Every line of the listing that contains the word "Refresh" is to be copied out.

* [SOURCE MATERIAL]
Start of Block

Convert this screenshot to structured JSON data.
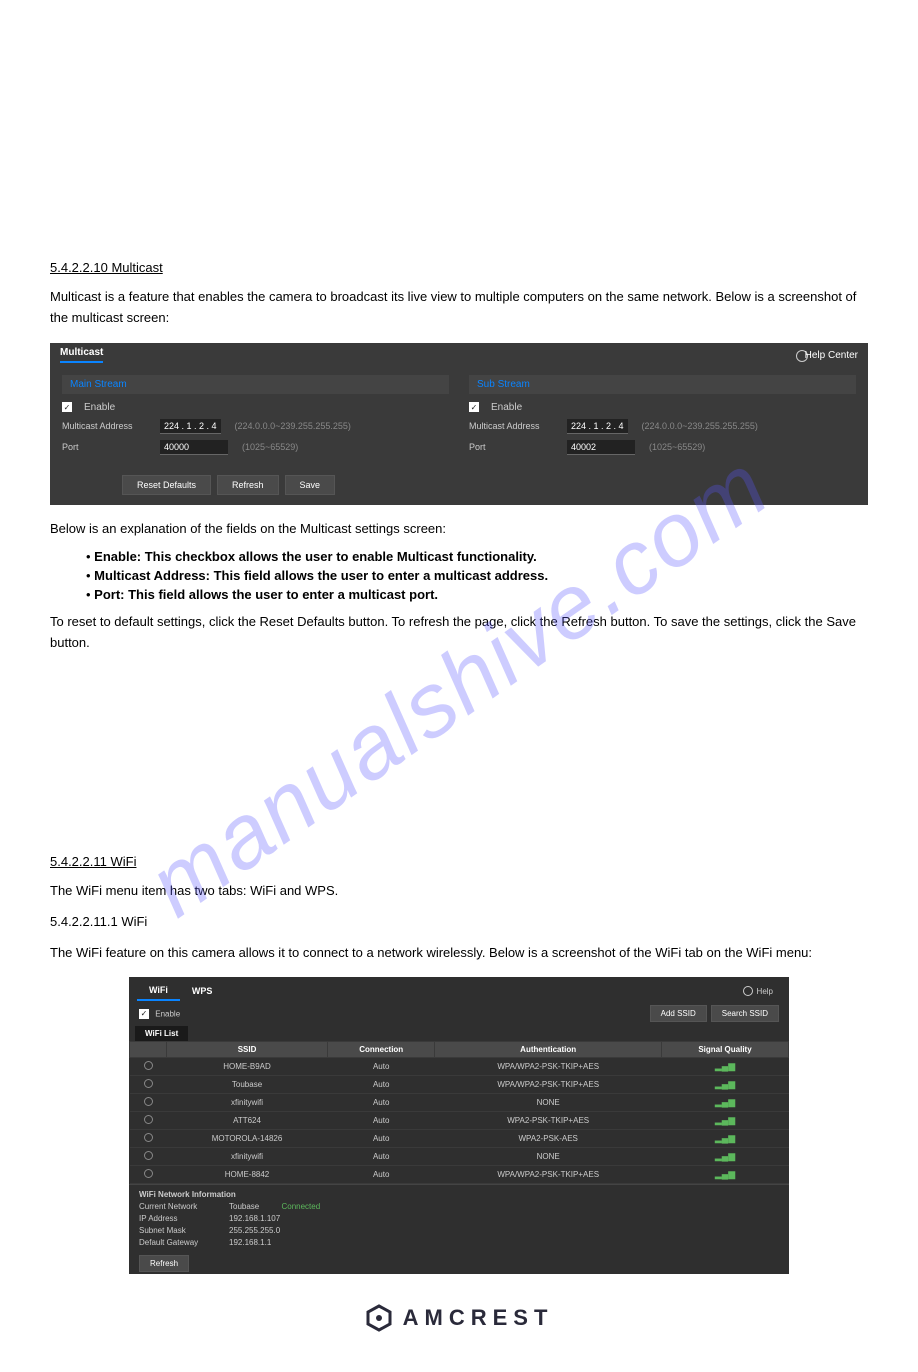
{
  "watermark": "manualshive.com",
  "section1": {
    "heading": "5.4.2.2.10 Multicast",
    "intro": "Multicast is a feature that enables the camera to broadcast its live view to multiple computers on the same network. Below is a screenshot of the multicast screen:",
    "desc": "Below is an explanation of the fields on the Multicast settings screen:",
    "bullets": [
      "Enable: This checkbox allows the user to enable Multicast functionality.",
      "Multicast Address: This field allows the user to enter a multicast address.",
      "Port: This field allows the user to enter a multicast port."
    ],
    "footer": "To reset to default settings, click the Reset Defaults button. To refresh the page, click the Refresh button. To save the settings, click the Save button."
  },
  "multicast": {
    "title": "Multicast",
    "help": "Help Center",
    "main": {
      "label": "Main Stream",
      "enable": "Enable",
      "addr_label": "Multicast Address",
      "addr": "224 .  1  .  2  .  4",
      "addr_hint": "(224.0.0.0~239.255.255.255)",
      "port_label": "Port",
      "port": "40000",
      "port_hint": "(1025~65529)"
    },
    "sub": {
      "label": "Sub Stream",
      "enable": "Enable",
      "addr_label": "Multicast Address",
      "addr": "224 .  1  .  2  .  4",
      "addr_hint": "(224.0.0.0~239.255.255.255)",
      "port_label": "Port",
      "port": "40002",
      "port_hint": "(1025~65529)"
    },
    "buttons": {
      "reset": "Reset Defaults",
      "refresh": "Refresh",
      "save": "Save"
    }
  },
  "section2": {
    "heading": "5.4.2.2.11 WiFi",
    "intro": "The WiFi menu item has two tabs: WiFi and WPS.",
    "sub": "5.4.2.2.11.1 WiFi",
    "desc": "The WiFi feature on this camera allows it to connect to a network wirelessly. Below is a screenshot of the WiFi tab on the WiFi menu:"
  },
  "wifi": {
    "tabs": {
      "wifi": "WiFi",
      "wps": "WPS"
    },
    "help": "Help",
    "enable": "Enable",
    "add": "Add SSID",
    "search": "Search SSID",
    "list_label": "WiFi List",
    "headers": {
      "ssid": "SSID",
      "conn": "Connection",
      "auth": "Authentication",
      "sig": "Signal Quality"
    },
    "rows": [
      {
        "ssid": "HOME-B9AD",
        "conn": "Auto",
        "auth": "WPA/WPA2-PSK-TKIP+AES"
      },
      {
        "ssid": "Toubase",
        "conn": "Auto",
        "auth": "WPA/WPA2-PSK-TKIP+AES"
      },
      {
        "ssid": "xfinitywifi",
        "conn": "Auto",
        "auth": "NONE"
      },
      {
        "ssid": "ATT624",
        "conn": "Auto",
        "auth": "WPA2-PSK-TKIP+AES"
      },
      {
        "ssid": "MOTOROLA-14826",
        "conn": "Auto",
        "auth": "WPA2-PSK-AES"
      },
      {
        "ssid": "xfinitywifi",
        "conn": "Auto",
        "auth": "NONE"
      },
      {
        "ssid": "HOME-8842",
        "conn": "Auto",
        "auth": "WPA/WPA2-PSK-TKIP+AES"
      }
    ],
    "info": {
      "title": "WiFi Network Information",
      "net_label": "Current Network",
      "net": "Toubase",
      "status": "Connected",
      "ip_label": "IP Address",
      "ip": "192.168.1.107",
      "mask_label": "Subnet Mask",
      "mask": "255.255.255.0",
      "gw_label": "Default Gateway",
      "gw": "192.168.1.1"
    },
    "refresh": "Refresh"
  },
  "brand": "AMCREST"
}
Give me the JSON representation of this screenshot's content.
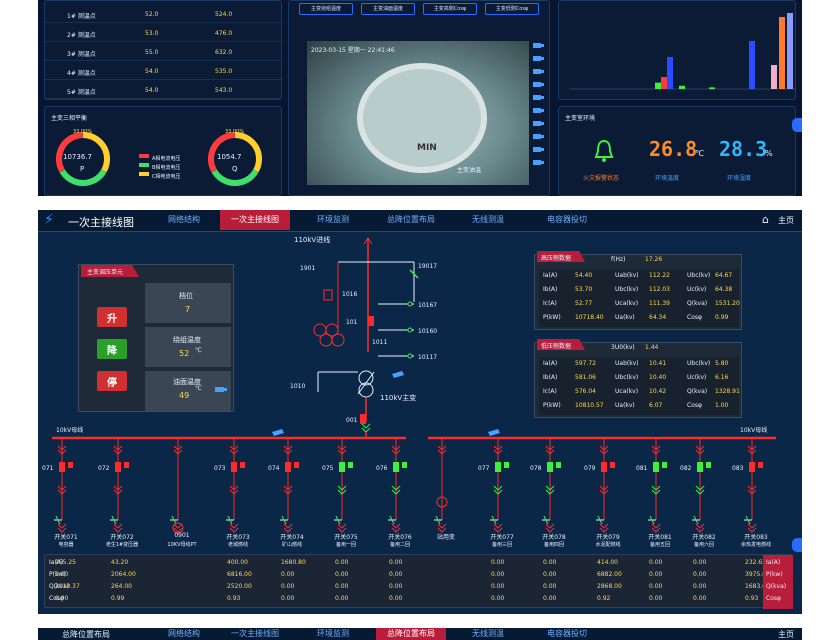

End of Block

* [COMPLETED EXERCISE]
    "footer": "To reset to default settings, click the Reset Defaults button. To refresh the page, click the Refresh button. To save the settings, click the Save button."
      "refresh": "Refresh",
    "refresh": "Refresh"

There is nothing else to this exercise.